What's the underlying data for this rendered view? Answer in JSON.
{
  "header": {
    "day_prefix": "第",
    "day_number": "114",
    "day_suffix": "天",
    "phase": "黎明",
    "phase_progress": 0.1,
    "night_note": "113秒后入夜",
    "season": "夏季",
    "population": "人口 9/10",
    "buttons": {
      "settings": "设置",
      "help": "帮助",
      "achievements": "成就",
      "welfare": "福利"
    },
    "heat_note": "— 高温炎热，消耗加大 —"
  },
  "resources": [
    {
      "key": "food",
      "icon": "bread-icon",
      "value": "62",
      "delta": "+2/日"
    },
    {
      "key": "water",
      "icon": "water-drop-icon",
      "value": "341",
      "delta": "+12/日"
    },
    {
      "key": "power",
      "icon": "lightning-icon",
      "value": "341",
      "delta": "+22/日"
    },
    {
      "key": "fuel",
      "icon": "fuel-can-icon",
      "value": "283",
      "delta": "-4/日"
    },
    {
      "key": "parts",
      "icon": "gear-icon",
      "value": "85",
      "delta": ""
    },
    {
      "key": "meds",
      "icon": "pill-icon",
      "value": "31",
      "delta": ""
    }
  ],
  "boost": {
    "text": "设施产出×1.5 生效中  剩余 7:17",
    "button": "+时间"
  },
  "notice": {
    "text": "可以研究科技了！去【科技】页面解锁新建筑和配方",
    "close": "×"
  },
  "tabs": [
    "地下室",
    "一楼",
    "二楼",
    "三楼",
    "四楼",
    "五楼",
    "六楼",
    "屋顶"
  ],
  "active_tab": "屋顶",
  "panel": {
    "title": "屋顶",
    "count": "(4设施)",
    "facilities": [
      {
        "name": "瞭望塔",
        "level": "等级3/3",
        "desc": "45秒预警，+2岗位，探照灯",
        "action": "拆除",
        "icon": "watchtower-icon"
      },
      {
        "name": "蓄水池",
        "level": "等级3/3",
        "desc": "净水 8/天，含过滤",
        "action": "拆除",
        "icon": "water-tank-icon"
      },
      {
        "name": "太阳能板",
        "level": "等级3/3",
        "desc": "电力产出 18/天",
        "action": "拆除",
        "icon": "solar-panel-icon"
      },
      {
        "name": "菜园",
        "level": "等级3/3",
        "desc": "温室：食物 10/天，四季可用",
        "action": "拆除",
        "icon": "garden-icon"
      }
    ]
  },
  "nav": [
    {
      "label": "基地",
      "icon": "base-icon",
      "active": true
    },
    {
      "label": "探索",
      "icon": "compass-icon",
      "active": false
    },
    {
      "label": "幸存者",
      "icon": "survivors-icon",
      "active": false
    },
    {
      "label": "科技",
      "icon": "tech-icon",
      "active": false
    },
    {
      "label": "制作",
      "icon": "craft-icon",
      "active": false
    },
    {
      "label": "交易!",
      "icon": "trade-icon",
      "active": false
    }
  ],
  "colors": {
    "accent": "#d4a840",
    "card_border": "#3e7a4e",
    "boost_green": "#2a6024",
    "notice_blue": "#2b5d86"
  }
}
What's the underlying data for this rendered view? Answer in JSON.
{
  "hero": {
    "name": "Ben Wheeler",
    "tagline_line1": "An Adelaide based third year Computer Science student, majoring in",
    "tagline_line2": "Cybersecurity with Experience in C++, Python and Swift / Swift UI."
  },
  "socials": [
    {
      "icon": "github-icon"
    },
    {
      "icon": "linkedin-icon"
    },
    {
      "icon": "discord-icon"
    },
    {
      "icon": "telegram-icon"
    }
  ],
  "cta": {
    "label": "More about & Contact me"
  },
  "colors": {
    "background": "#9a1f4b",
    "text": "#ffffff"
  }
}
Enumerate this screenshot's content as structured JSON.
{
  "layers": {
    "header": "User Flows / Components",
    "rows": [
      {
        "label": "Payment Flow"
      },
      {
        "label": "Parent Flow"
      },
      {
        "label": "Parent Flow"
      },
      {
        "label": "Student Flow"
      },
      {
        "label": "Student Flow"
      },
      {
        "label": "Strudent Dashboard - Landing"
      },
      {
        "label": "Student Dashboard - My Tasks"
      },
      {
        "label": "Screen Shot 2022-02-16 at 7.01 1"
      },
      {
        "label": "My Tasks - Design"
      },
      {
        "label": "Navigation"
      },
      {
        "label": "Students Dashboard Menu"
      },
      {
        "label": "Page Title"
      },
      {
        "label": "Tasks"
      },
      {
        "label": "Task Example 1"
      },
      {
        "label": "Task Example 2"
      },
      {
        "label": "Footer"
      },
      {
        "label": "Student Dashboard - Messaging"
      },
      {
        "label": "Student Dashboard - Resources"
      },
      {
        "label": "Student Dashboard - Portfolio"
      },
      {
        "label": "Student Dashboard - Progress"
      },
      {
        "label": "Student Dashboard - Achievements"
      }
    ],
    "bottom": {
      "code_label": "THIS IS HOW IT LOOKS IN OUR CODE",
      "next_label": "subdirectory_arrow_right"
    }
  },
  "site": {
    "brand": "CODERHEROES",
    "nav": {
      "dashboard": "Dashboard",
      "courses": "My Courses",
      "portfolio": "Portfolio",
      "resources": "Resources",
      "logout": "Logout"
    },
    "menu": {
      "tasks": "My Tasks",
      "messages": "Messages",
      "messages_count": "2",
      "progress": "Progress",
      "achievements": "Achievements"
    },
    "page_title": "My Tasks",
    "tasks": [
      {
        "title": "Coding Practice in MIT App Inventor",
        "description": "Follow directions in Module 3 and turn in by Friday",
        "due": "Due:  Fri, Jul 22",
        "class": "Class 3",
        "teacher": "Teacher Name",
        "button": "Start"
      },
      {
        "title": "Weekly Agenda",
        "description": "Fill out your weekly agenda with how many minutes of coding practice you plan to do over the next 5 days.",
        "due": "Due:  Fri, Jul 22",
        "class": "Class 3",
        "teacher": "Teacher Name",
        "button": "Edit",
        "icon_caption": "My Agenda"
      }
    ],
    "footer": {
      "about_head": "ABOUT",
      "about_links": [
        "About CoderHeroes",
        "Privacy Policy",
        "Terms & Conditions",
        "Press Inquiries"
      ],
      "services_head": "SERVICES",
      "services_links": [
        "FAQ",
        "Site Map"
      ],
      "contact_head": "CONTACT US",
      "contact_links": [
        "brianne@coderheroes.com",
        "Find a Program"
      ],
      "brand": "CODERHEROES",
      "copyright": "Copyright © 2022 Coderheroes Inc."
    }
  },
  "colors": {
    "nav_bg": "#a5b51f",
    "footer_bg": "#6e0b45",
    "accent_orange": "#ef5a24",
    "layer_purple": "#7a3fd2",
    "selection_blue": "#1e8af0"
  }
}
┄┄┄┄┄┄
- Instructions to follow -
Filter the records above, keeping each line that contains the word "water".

- The completed task -
      "key": "water",
      "icon": "water-drop-icon",
        "icon": "water-tank-icon"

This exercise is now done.